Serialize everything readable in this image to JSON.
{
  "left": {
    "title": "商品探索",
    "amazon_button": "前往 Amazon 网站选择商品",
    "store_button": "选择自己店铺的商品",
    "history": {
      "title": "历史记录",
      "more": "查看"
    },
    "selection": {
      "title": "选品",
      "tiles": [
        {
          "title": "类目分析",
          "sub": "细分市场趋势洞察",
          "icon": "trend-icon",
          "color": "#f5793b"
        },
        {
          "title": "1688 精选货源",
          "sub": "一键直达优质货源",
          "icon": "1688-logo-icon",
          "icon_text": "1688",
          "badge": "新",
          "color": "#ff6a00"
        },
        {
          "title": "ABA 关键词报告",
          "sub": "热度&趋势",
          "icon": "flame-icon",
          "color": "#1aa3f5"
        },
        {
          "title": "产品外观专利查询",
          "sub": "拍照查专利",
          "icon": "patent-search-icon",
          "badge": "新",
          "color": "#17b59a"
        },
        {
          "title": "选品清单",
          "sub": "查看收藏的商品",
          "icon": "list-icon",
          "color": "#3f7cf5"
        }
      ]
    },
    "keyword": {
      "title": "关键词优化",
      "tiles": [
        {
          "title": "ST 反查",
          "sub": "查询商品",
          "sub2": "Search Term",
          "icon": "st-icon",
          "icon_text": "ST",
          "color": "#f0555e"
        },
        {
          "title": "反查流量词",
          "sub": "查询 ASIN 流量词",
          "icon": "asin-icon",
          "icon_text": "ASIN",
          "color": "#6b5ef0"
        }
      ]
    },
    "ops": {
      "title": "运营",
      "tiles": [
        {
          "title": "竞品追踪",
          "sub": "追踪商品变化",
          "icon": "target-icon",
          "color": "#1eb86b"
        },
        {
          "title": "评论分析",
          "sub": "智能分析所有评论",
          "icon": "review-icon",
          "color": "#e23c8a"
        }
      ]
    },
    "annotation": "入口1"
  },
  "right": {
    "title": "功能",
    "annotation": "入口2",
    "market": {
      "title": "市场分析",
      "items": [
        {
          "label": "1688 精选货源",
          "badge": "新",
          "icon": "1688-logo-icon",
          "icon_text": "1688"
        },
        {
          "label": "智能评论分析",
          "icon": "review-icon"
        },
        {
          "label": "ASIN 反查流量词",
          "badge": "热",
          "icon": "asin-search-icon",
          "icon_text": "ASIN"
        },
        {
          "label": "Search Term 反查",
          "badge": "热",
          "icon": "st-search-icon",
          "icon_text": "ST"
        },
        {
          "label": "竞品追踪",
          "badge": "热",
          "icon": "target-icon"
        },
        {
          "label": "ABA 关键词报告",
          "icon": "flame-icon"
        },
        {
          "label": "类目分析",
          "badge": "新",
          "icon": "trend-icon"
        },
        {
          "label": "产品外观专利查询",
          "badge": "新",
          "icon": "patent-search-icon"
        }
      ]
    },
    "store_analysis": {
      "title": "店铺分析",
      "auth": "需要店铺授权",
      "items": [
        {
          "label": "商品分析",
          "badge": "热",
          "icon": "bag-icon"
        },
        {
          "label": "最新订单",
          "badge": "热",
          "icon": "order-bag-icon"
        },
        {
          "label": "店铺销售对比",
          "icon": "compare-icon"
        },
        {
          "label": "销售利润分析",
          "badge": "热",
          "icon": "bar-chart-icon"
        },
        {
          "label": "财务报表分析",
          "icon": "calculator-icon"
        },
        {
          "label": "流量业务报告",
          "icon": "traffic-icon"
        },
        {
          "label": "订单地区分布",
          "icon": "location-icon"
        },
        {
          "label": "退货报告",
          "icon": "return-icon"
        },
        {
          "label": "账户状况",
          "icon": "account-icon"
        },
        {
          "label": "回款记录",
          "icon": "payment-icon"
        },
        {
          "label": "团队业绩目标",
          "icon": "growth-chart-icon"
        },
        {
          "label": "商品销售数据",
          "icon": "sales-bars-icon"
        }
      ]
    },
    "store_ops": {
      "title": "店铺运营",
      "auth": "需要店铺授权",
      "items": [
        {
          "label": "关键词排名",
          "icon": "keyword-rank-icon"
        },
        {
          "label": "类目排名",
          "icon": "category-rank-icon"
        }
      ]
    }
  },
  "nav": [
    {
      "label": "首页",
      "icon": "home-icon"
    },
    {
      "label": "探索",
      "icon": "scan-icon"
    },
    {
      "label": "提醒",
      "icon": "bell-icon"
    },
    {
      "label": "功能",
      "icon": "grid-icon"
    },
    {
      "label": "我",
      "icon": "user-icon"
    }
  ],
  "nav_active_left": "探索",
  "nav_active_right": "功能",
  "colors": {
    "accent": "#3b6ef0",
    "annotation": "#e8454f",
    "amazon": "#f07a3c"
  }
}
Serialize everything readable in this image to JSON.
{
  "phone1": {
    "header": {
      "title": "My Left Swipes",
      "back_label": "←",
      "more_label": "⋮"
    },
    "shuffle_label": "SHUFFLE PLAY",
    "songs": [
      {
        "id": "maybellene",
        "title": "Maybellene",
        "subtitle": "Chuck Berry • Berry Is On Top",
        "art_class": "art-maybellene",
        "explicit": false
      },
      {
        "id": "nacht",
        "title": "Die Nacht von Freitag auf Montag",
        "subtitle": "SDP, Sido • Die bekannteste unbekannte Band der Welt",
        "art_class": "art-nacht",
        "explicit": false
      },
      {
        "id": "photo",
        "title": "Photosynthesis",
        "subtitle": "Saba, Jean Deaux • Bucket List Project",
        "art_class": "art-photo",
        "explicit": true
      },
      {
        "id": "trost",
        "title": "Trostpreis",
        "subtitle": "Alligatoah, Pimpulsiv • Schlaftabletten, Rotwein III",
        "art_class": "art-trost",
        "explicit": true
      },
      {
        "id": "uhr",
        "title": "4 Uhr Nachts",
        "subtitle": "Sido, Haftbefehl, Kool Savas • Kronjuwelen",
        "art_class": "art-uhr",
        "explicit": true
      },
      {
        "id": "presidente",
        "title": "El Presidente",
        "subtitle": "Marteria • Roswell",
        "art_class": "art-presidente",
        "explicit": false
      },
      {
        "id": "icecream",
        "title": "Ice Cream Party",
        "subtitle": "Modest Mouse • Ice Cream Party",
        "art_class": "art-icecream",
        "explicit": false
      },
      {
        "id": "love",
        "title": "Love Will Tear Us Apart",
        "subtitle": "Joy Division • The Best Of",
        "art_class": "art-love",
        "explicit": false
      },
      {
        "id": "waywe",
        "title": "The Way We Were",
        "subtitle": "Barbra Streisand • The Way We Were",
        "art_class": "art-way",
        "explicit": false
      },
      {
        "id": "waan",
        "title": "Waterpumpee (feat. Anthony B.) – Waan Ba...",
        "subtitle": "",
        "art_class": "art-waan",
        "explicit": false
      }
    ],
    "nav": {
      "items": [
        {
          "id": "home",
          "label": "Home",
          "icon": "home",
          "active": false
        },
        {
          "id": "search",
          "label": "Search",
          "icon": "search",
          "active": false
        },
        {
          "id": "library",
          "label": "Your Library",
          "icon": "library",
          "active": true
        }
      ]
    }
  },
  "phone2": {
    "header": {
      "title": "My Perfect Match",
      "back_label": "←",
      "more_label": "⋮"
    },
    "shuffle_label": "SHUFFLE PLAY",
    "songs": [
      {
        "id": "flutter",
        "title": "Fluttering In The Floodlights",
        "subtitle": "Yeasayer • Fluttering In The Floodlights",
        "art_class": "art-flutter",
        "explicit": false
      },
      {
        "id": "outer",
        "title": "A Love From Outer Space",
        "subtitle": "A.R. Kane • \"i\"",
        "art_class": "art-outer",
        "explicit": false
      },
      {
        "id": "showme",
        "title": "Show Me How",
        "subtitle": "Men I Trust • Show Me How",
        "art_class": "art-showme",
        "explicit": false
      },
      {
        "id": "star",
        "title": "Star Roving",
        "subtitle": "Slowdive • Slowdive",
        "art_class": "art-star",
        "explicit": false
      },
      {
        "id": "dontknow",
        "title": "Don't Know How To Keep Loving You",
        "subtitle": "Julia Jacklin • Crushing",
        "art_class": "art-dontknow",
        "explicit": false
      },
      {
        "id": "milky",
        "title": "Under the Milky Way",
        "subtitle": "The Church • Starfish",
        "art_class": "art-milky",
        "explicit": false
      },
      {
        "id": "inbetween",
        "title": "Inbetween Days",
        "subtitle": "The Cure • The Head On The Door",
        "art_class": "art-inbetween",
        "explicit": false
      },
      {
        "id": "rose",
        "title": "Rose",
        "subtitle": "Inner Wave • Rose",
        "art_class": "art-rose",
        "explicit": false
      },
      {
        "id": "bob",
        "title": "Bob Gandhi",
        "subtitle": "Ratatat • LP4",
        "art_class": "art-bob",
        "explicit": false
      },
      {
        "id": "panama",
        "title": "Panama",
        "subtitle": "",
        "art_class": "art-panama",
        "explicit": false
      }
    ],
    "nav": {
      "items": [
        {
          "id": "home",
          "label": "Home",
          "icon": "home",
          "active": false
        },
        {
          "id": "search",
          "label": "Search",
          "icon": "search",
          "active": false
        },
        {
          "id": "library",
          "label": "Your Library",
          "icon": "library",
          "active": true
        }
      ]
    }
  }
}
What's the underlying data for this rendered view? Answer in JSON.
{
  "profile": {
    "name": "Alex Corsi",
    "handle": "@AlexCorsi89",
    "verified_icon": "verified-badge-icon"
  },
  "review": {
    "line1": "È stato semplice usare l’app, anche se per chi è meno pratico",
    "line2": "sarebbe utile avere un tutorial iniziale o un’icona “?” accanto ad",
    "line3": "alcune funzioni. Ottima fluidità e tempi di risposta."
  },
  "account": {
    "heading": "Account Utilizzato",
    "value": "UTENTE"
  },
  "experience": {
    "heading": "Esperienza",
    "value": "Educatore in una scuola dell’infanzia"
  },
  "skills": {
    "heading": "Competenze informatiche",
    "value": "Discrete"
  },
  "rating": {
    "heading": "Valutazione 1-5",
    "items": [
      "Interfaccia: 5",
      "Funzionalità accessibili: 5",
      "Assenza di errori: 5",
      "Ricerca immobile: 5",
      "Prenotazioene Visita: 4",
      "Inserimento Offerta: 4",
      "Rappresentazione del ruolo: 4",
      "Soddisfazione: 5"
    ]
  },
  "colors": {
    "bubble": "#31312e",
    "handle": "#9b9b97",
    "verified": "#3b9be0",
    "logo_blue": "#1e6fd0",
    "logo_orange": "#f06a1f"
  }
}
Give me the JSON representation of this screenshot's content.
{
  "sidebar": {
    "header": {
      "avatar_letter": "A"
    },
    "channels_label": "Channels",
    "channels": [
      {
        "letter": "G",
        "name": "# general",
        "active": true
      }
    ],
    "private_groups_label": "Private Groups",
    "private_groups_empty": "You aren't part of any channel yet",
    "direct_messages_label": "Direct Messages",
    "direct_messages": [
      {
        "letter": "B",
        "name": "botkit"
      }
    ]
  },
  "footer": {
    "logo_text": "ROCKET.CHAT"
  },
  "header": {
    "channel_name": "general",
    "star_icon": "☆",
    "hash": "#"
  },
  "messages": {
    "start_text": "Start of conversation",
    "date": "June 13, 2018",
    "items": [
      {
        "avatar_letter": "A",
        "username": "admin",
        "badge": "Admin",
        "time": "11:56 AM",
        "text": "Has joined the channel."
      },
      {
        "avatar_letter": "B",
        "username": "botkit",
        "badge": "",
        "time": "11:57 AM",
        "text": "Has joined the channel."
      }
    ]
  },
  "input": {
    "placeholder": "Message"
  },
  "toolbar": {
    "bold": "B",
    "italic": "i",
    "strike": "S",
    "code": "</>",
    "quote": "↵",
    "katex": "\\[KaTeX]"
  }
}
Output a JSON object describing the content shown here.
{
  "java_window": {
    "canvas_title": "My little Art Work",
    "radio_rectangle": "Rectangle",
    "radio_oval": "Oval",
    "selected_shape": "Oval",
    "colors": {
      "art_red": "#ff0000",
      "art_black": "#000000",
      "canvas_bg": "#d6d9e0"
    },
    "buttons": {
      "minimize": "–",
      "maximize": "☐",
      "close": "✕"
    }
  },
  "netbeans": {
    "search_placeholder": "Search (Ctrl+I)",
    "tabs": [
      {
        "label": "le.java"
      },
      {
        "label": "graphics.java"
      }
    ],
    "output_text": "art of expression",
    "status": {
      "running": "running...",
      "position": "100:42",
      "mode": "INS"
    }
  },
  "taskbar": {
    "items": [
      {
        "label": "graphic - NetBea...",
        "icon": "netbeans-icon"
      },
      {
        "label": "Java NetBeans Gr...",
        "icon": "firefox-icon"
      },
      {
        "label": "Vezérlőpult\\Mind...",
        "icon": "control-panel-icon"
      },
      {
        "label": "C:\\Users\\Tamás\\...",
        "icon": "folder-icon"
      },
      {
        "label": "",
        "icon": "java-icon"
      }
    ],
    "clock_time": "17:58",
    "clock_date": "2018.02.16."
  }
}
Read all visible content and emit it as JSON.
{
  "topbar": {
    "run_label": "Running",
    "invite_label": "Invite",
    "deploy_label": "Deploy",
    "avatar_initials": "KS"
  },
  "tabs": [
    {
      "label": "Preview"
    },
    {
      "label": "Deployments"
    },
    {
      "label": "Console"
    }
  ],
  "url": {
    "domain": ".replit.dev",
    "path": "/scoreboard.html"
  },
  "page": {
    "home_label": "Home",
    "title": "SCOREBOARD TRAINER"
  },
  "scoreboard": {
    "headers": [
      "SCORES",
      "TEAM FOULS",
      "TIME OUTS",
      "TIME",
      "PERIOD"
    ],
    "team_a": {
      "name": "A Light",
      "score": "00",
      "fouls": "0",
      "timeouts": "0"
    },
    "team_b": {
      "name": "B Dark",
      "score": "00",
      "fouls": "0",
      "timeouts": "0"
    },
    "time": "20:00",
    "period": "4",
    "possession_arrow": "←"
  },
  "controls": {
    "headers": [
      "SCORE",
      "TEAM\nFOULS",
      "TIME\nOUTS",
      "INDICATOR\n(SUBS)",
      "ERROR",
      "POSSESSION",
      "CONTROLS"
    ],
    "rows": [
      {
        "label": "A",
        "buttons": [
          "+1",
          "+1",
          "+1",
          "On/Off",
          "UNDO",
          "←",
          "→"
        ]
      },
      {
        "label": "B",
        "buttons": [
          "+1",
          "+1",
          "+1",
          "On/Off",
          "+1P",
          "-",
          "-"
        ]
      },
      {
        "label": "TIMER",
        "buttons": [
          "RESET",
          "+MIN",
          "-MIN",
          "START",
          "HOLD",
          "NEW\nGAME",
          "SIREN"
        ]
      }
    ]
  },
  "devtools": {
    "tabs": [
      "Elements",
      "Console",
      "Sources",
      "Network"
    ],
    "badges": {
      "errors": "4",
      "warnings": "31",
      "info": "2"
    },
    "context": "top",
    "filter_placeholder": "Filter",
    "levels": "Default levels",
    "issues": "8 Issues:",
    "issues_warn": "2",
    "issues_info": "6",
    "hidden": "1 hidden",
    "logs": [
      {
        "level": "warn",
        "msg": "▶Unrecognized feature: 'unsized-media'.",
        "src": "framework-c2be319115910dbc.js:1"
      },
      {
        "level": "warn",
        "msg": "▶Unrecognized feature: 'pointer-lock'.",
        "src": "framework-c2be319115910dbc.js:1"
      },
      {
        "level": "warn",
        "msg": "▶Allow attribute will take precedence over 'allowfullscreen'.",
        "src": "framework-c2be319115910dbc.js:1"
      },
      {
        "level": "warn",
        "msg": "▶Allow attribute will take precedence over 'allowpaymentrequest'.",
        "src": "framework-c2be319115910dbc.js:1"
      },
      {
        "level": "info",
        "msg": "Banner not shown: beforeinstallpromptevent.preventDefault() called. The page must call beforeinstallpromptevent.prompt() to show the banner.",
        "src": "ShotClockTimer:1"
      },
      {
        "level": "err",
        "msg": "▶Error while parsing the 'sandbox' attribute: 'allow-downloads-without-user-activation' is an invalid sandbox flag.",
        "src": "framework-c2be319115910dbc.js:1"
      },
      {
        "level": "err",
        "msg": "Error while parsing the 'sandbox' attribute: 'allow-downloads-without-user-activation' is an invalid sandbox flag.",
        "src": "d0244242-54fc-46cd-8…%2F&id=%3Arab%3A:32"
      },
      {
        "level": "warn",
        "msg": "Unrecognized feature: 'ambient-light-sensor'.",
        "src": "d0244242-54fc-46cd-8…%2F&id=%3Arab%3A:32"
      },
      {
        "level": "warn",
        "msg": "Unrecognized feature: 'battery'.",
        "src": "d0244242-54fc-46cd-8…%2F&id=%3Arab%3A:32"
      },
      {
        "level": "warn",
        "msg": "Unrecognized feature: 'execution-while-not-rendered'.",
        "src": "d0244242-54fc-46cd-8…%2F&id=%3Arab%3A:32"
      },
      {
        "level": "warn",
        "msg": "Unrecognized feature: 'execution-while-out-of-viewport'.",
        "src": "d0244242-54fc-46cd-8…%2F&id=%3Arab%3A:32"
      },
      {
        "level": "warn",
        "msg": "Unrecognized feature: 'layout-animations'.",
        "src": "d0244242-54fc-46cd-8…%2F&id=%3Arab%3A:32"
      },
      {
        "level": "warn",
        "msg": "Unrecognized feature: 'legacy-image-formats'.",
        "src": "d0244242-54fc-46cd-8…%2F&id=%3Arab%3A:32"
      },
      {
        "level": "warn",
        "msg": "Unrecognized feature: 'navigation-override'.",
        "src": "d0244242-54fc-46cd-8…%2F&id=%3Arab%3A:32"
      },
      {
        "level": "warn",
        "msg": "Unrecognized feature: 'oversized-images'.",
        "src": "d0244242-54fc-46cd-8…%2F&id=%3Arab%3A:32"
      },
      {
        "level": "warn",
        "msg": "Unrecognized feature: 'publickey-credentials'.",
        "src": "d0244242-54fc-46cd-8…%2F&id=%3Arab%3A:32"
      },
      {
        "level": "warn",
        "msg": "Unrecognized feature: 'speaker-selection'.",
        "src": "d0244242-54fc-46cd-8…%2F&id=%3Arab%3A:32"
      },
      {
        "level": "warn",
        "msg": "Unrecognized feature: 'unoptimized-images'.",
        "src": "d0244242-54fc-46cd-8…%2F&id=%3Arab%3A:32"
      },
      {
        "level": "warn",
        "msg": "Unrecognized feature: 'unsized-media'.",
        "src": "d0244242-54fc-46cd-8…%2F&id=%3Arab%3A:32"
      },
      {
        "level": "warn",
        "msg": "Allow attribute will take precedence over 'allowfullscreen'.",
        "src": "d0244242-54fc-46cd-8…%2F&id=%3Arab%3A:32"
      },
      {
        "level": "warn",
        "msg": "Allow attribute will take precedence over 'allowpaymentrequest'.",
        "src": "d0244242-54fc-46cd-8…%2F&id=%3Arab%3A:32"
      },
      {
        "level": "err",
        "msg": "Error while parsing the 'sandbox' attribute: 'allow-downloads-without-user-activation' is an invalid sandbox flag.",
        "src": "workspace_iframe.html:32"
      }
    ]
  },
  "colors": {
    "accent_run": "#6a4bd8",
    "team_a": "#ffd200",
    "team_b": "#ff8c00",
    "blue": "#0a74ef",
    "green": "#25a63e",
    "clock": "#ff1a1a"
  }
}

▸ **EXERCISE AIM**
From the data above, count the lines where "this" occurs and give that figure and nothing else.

▸ **REPLY**
4